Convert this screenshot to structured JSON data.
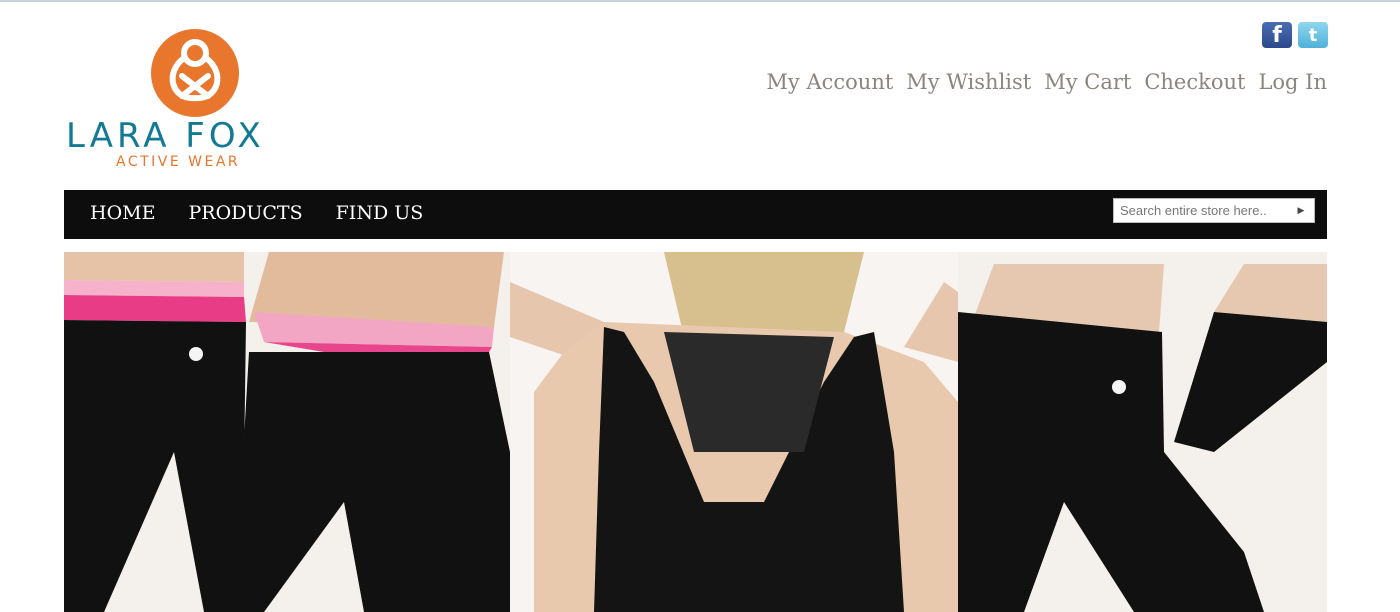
{
  "brand": {
    "name": "LARA FOX",
    "tagline": "ACTIVE WEAR",
    "colors": {
      "orange": "#e8762d",
      "teal": "#137a94"
    }
  },
  "social": {
    "facebook_glyph": "f",
    "twitter_glyph": "t",
    "icons": [
      "facebook-icon",
      "twitter-icon"
    ]
  },
  "account_links": [
    "My Account",
    "My Wishlist",
    "My Cart",
    "Checkout",
    "Log In"
  ],
  "nav": {
    "items": [
      "HOME",
      "PRODUCTS",
      "FIND US"
    ]
  },
  "search": {
    "placeholder": "Search entire store here..",
    "value": ""
  },
  "hero": {
    "images": [
      "black-leggings-pink-waistband",
      "black-mesh-back-tank-top",
      "black-leggings-side-view"
    ]
  }
}
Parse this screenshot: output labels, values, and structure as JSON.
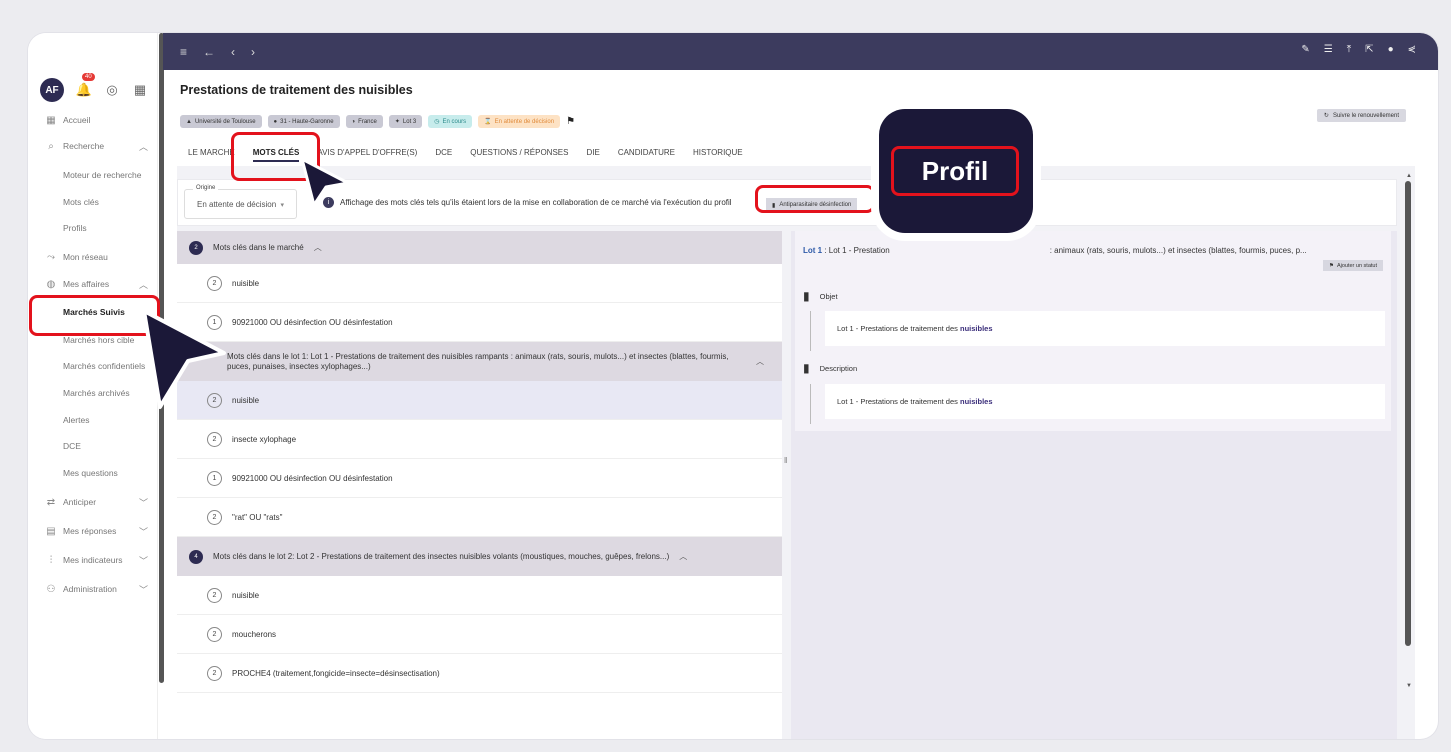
{
  "sidebar": {
    "avatar": "AF",
    "notif_count": "40",
    "items": [
      {
        "label": "Accueil",
        "icon": "grid-icon"
      },
      {
        "label": "Recherche",
        "icon": "search-icon"
      },
      {
        "label": "Moteur de recherche"
      },
      {
        "label": "Mots clés"
      },
      {
        "label": "Profils"
      },
      {
        "label": "Mon réseau",
        "icon": "network-icon"
      },
      {
        "label": "Mes affaires",
        "icon": "briefcase-icon"
      },
      {
        "label": "Marchés Suivis"
      },
      {
        "label": "Marchés hors cible"
      },
      {
        "label": "Marchés confidentiels"
      },
      {
        "label": "Marchés archivés"
      },
      {
        "label": "Alertes"
      },
      {
        "label": "DCE"
      },
      {
        "label": "Mes questions"
      },
      {
        "label": "Anticiper",
        "icon": "refresh-icon"
      },
      {
        "label": "Mes réponses",
        "icon": "document-icon"
      },
      {
        "label": "Mes indicateurs",
        "icon": "chart-icon"
      },
      {
        "label": "Administration",
        "icon": "users-icon"
      }
    ]
  },
  "page": {
    "title": "Prestations de traitement des nuisibles",
    "tags": [
      "Université de Toulouse",
      "31 - Haute-Garonne",
      "France",
      "Lot 3",
      "En cours",
      "En attente de décision"
    ],
    "follow_label": "Suivre le renouvellement",
    "tabs": [
      "LE MARCHÉ",
      "MOTS CLÉS",
      "AVIS D'APPEL D'OFFRE(S)",
      "DCE",
      "QUESTIONS / RÉPONSES",
      "DIE",
      "CANDIDATURE",
      "HISTORIQUE"
    ]
  },
  "origin": {
    "label": "Origine",
    "value": "En attente de décision",
    "info": "Affichage des mots clés tels qu'ils étaient lors de la mise en collaboration de ce marché via l'exécution du profil",
    "profile_tag": "Antiparasitaire désinfection"
  },
  "groups": [
    {
      "count": "2",
      "title": "Mots clés dans le marché",
      "keywords": [
        {
          "n": "2",
          "text": "nuisible"
        },
        {
          "n": "1",
          "text": "90921000 OU désinfection OU désinfestation"
        }
      ]
    },
    {
      "count": "",
      "title": "Mots clés dans le lot 1: Lot 1 - Prestations de traitement des nuisibles rampants : animaux (rats, souris, mulots...) et insectes (blattes, fourmis, puces, punaises, insectes xylophages...)",
      "keywords": [
        {
          "n": "2",
          "text": "nuisible"
        },
        {
          "n": "2",
          "text": "insecte xylophage"
        },
        {
          "n": "1",
          "text": "90921000 OU désinfection OU désinfestation"
        },
        {
          "n": "2",
          "text": "\"rat\" OU \"rats\""
        }
      ]
    },
    {
      "count": "4",
      "title": "Mots clés dans le lot 2: Lot 2 - Prestations de traitement des insectes nuisibles volants (moustiques, mouches, guêpes, frelons...)",
      "keywords": [
        {
          "n": "2",
          "text": "nuisible"
        },
        {
          "n": "2",
          "text": "moucherons"
        },
        {
          "n": "2",
          "text": "PROCHE4 (traitement,fongicide=insecte=désinsectisation)"
        }
      ]
    }
  ],
  "lot_panel": {
    "title_bold": "Lot 1",
    "title_a": " : Lot 1 - Prestation",
    "title_b": ": animaux (rats, souris, mulots...) et insectes (blattes, fourmis, puces, p...",
    "status_label": "Ajouter un statut",
    "sections": [
      {
        "title": "Objet",
        "text": "Lot 1 - Prestations de traitement des ",
        "highlight": "nuisibles"
      },
      {
        "title": "Description",
        "text": "Lot 1 - Prestations de traitement des ",
        "highlight": "nuisibles"
      }
    ]
  },
  "callout": {
    "label": "Profil"
  },
  "colors": {
    "accent": "#2d2b52",
    "highlight": "#e3121c",
    "topbar": "#3c3b5e"
  }
}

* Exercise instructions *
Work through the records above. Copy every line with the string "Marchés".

* Exercise response *
        "label": "Marchés Suivis"
        "label": "Marchés hors cible"
        "label": "Marchés confidentiels"
        "label": "Marchés archivés"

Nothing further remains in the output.